## Task directions
Below are some records. Copy every line in them that holds "title".

## Data for analysis
•••••
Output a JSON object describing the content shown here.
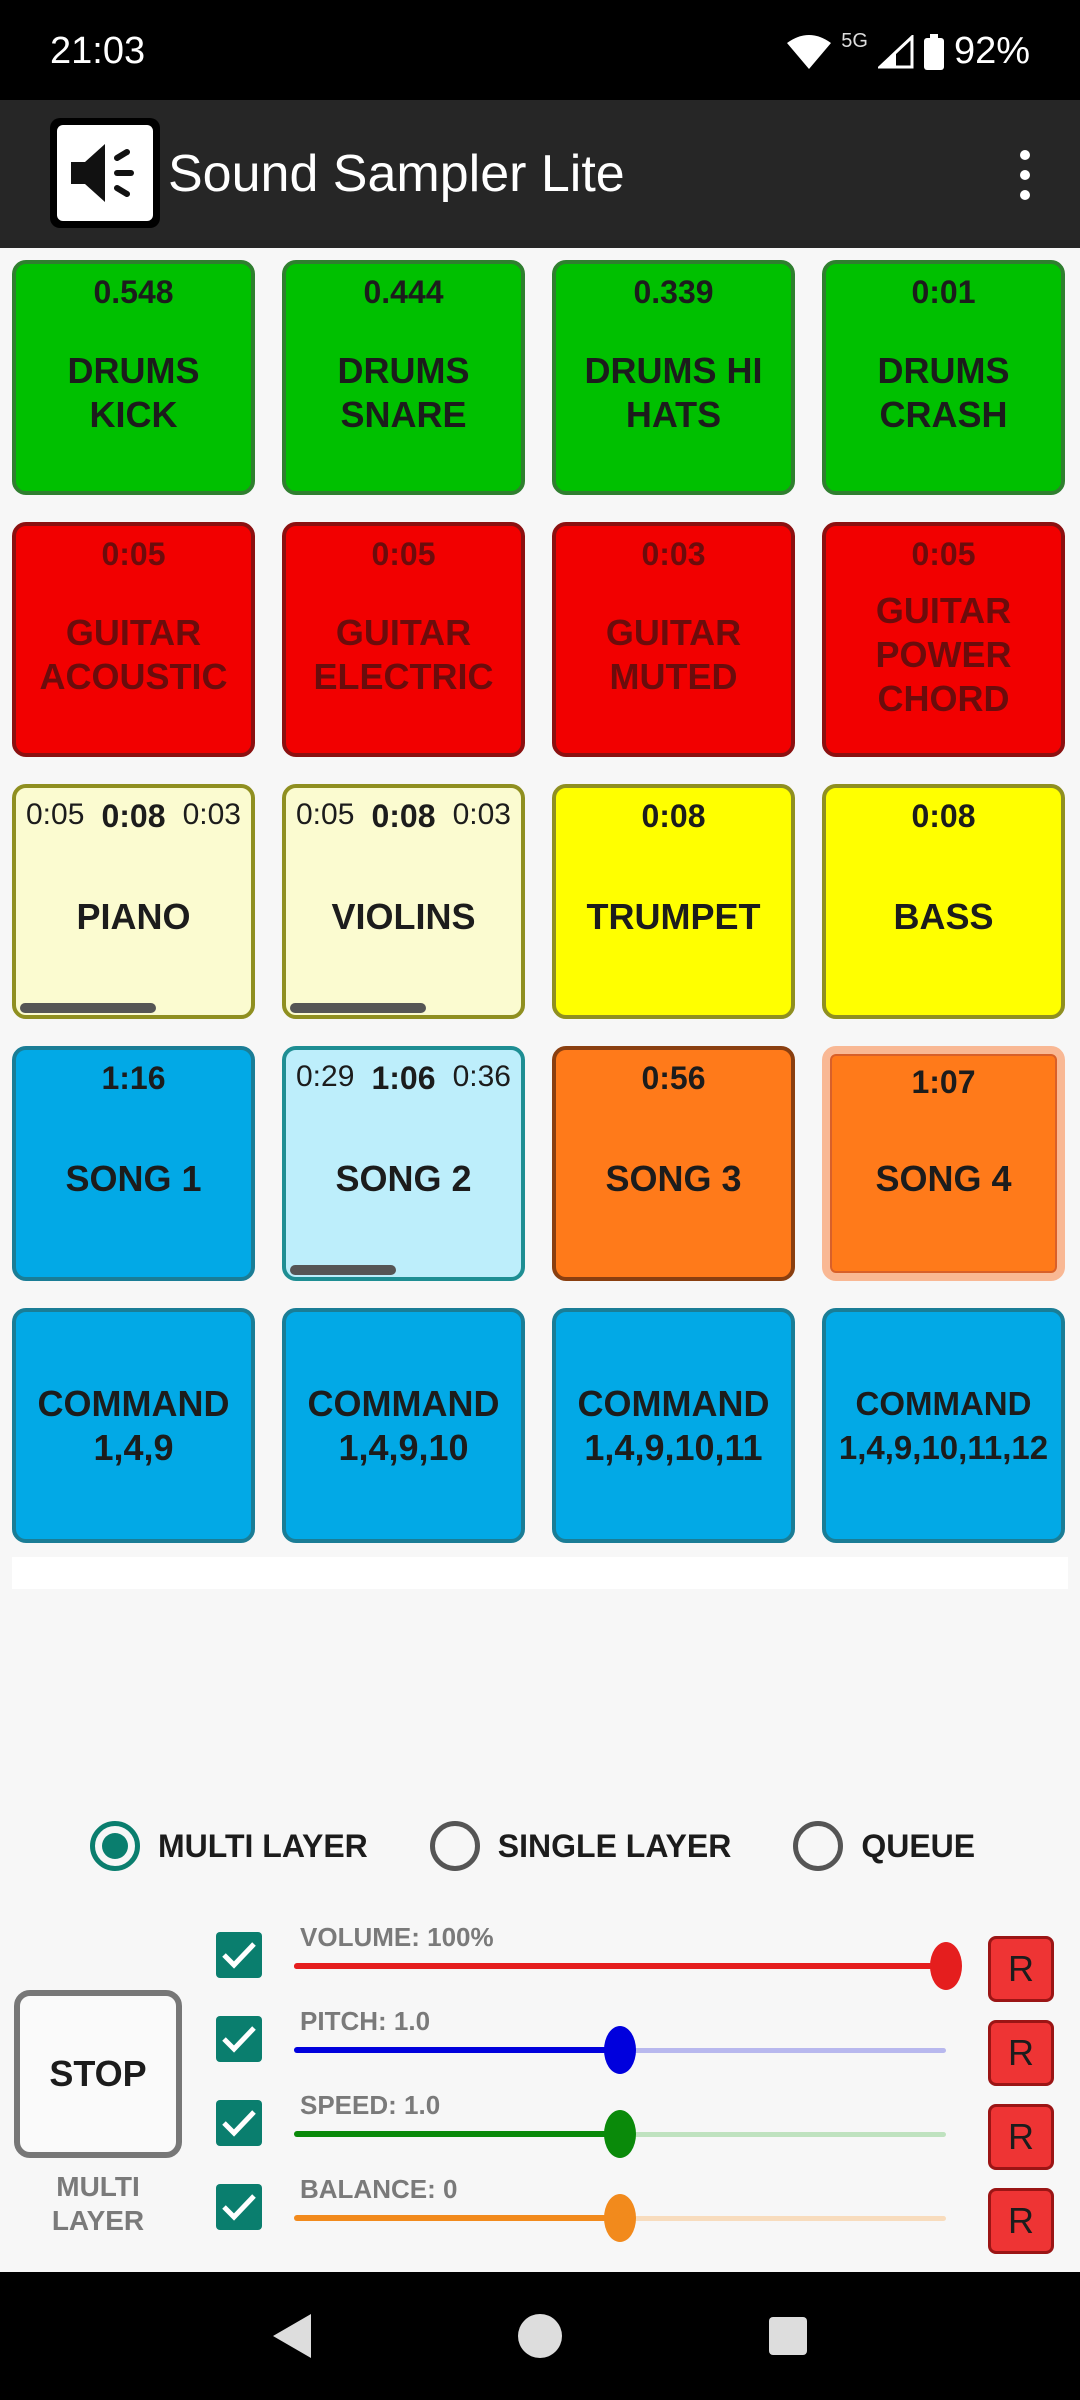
{
  "status_bar": {
    "time": "21:03",
    "network": "5G",
    "battery": "92%"
  },
  "app_bar": {
    "title": "Sound Sampler Lite",
    "logo_icon": "speaker-icon",
    "menu_icon": "more-vert-icon"
  },
  "pads": [
    {
      "label": "DRUMS KICK",
      "time": "0.548",
      "style": "green"
    },
    {
      "label": "DRUMS SNARE",
      "time": "0.444",
      "style": "green"
    },
    {
      "label": "DRUMS HI HATS",
      "time": "0.339",
      "style": "green"
    },
    {
      "label": "DRUMS CRASH",
      "time": "0:01",
      "style": "green"
    },
    {
      "label": "GUITAR ACOUSTIC",
      "time": "0:05",
      "style": "red"
    },
    {
      "label": "GUITAR ELECTRIC",
      "time": "0:05",
      "style": "red"
    },
    {
      "label": "GUITAR MUTED",
      "time": "0:03",
      "style": "red"
    },
    {
      "label": "GUITAR POWER CHORD",
      "time": "0:05",
      "style": "red"
    },
    {
      "label": "PIANO",
      "time_elapsed": "0:05",
      "time_total": "0:08",
      "time_remaining": "0:03",
      "progress": 0.58,
      "style": "paleyellow"
    },
    {
      "label": "VIOLINS",
      "time_elapsed": "0:05",
      "time_total": "0:08",
      "time_remaining": "0:03",
      "progress": 0.58,
      "style": "paleyellow"
    },
    {
      "label": "TRUMPET",
      "time": "0:08",
      "style": "yellow"
    },
    {
      "label": "BASS",
      "time": "0:08",
      "style": "yellow"
    },
    {
      "label": "SONG 1",
      "time": "1:16",
      "style": "blue"
    },
    {
      "label": "SONG 2",
      "time_elapsed": "0:29",
      "time_total": "1:06",
      "time_remaining": "0:36",
      "progress": 0.45,
      "style": "paleblue"
    },
    {
      "label": "SONG 3",
      "time": "0:56",
      "style": "orange"
    },
    {
      "label": "SONG 4",
      "time": "1:07",
      "style": "orange-sel"
    },
    {
      "label": "COMMAND 1,4,9",
      "style": "blue"
    },
    {
      "label": "COMMAND 1,4,9,10",
      "style": "blue"
    },
    {
      "label": "COMMAND 1,4,9,10,11",
      "style": "blue"
    },
    {
      "label": "COMMAND 1,4,9,10,11,12",
      "style": "blue"
    }
  ],
  "modes": [
    {
      "label": "MULTI LAYER",
      "checked": true
    },
    {
      "label": "SINGLE LAYER",
      "checked": false
    },
    {
      "label": "QUEUE",
      "checked": false
    }
  ],
  "stop": {
    "label": "STOP",
    "mode_line1": "MULTI",
    "mode_line2": "LAYER"
  },
  "controls": [
    {
      "label": "VOLUME: 100%",
      "value": 1.0,
      "color": "#e51e1e",
      "track": "#e51e1e",
      "reset": "R"
    },
    {
      "label": "PITCH: 1.0",
      "value": 0.5,
      "color": "#0000dd",
      "track": "#b8b8ee",
      "reset": "R"
    },
    {
      "label": "SPEED: 1.0",
      "value": 0.5,
      "color": "#0a8a0a",
      "track": "#bfe2bf",
      "reset": "R"
    },
    {
      "label": "BALANCE: 0",
      "value": 0.5,
      "color": "#f28a1c",
      "track": "#f8dcbd",
      "reset": "R"
    }
  ],
  "nav": {
    "back_icon": "back-icon",
    "home_icon": "home-icon",
    "recent_icon": "recents-icon"
  }
}
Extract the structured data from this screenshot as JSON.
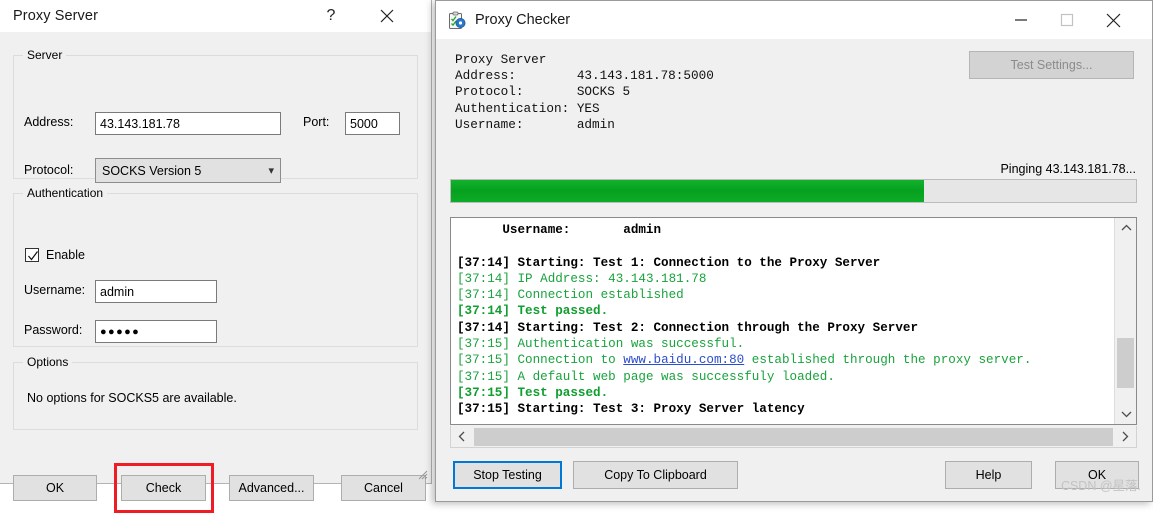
{
  "proxy_server_dialog": {
    "title": "Proxy Server",
    "help_icon": "question-mark-icon",
    "close_icon": "close-icon",
    "server_group": {
      "title": "Server",
      "address_label": "Address:",
      "address_value": "43.143.181.78",
      "port_label": "Port:",
      "port_value": "5000",
      "protocol_label": "Protocol:",
      "protocol_value": "SOCKS Version 5"
    },
    "authentication_group": {
      "title": "Authentication",
      "enable_label": "Enable",
      "enable_checked": true,
      "username_label": "Username:",
      "username_value": "admin",
      "password_label": "Password:",
      "password_value": "●●●●●"
    },
    "options_group": {
      "title": "Options",
      "text": "No options for SOCKS5 are available."
    },
    "buttons": {
      "ok": "OK",
      "check": "Check",
      "advanced": "Advanced...",
      "cancel": "Cancel"
    },
    "highlight_color": "#ee1c24"
  },
  "proxy_checker_window": {
    "title": "Proxy Checker",
    "icon": "clipboard-check-icon",
    "minimize_icon": "minimize-icon",
    "maximize_icon": "maximize-icon",
    "close_icon": "close-icon",
    "info": {
      "heading": "Proxy Server",
      "rows": [
        {
          "label": "Address:",
          "value": "43.143.181.78:5000"
        },
        {
          "label": "Protocol:",
          "value": "SOCKS 5"
        },
        {
          "label": "Authentication:",
          "value": "YES"
        },
        {
          "label": "Username:",
          "value": "admin"
        }
      ],
      "text_block": "Proxy Server\nAddress:        43.143.181.78:5000\nProtocol:       SOCKS 5\nAuthentication: YES\nUsername:       admin"
    },
    "test_settings_button": "Test Settings...",
    "status_text": "Pinging 43.143.181.78...",
    "progress": {
      "percent": 69,
      "fill_color": "#0eac28"
    },
    "log": {
      "top_line": "      Username:       admin",
      "lines": [
        {
          "time": "[37:14]",
          "text": " Starting: Test 1: Connection to the Proxy Server",
          "style": "black-bold"
        },
        {
          "time": "[37:14]",
          "text": " IP Address: 43.143.181.78",
          "style": "green"
        },
        {
          "time": "[37:14]",
          "text": " Connection established",
          "style": "green"
        },
        {
          "time": "[37:14]",
          "text": " Test passed.",
          "style": "green-bold"
        },
        {
          "time": "[37:14]",
          "text": " Starting: Test 2: Connection through the Proxy Server",
          "style": "black-bold"
        },
        {
          "time": "[37:15]",
          "text": " Authentication was successful.",
          "style": "green"
        },
        {
          "time": "[37:15]",
          "text": " Connection to ",
          "link": "www.baidu.com:80",
          "text_after": " established through the proxy server.",
          "style": "green"
        },
        {
          "time": "[37:15]",
          "text": " A default web page was successfuly loaded.",
          "style": "green"
        },
        {
          "time": "[37:15]",
          "text": " Test passed.",
          "style": "green-bold"
        },
        {
          "time": "[37:15]",
          "text": " Starting: Test 3: Proxy Server latency",
          "style": "black-bold"
        }
      ],
      "scroll_up_icon": "chevron-up-icon",
      "scroll_down_icon": "chevron-down-icon",
      "scroll_left_icon": "chevron-left-icon",
      "scroll_right_icon": "chevron-right-icon"
    },
    "buttons": {
      "stop_testing": "Stop Testing",
      "copy_to_clipboard": "Copy To Clipboard",
      "help": "Help",
      "ok": "OK"
    }
  },
  "watermark": "CSDN @星落."
}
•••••
## Response
    "title": "Sound Sampler Lite",
    "title": "Proxy Server",
      "title": "Server",
      "title": "Authentication",
      "title": "Options",
    "title": "Proxy Checker",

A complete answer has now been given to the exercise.